=== What you are asked to do ===
Every entry that appears below is to be output exactly.
■ ■ ■
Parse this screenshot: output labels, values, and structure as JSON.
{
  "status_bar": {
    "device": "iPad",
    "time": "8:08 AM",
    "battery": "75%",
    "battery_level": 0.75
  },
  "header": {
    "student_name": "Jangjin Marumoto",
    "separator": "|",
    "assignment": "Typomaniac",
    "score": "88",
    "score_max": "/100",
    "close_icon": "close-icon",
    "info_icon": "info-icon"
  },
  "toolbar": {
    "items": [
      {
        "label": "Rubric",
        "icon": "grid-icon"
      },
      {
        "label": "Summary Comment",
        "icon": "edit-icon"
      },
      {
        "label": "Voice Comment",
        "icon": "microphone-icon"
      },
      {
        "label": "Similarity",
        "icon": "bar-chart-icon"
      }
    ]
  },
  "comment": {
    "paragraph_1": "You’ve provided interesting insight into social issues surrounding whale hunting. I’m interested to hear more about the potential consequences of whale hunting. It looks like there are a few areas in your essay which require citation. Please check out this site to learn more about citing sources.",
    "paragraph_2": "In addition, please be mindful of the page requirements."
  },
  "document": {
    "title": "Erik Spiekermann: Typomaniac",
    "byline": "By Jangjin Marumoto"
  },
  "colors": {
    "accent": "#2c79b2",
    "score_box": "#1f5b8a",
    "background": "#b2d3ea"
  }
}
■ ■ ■
=== Problem solution ===
Parse this screenshot: output labels, values, and structure as JSON.
{
  "status_bar": {
    "device": "iPad",
    "time": "8:08 AM",
    "battery": "75%",
    "battery_level": 0.75
  },
  "header": {
    "student_name": "Jangjin Marumoto",
    "separator": "|",
    "assignment": "Typomaniac",
    "score": "88",
    "score_max": "/100",
    "close_icon": "close-icon",
    "info_icon": "info-icon"
  },
  "toolbar": {
    "items": [
      {
        "label": "Rubric",
        "icon": "grid-icon"
      },
      {
        "label": "Summary Comment",
        "icon": "edit-icon"
      },
      {
        "label": "Voice Comment",
        "icon": "microphone-icon"
      },
      {
        "label": "Similarity",
        "icon": "bar-chart-icon"
      }
    ]
  },
  "comment": {
    "paragraph_1": "You’ve provided interesting insight into social issues surrounding whale hunting. I’m interested to hear more about the potential consequences of whale hunting. It looks like there are a few areas in your essay which require citation. Please check out this site to learn more about citing sources.",
    "paragraph_2": "In addition, please be mindful of the page requirements."
  },
  "document": {
    "title": "Erik Spiekermann: Typomaniac",
    "byline": "By Jangjin Marumoto"
  },
  "colors": {
    "accent": "#2c79b2",
    "score_box": "#1f5b8a",
    "background": "#b2d3ea"
  }
}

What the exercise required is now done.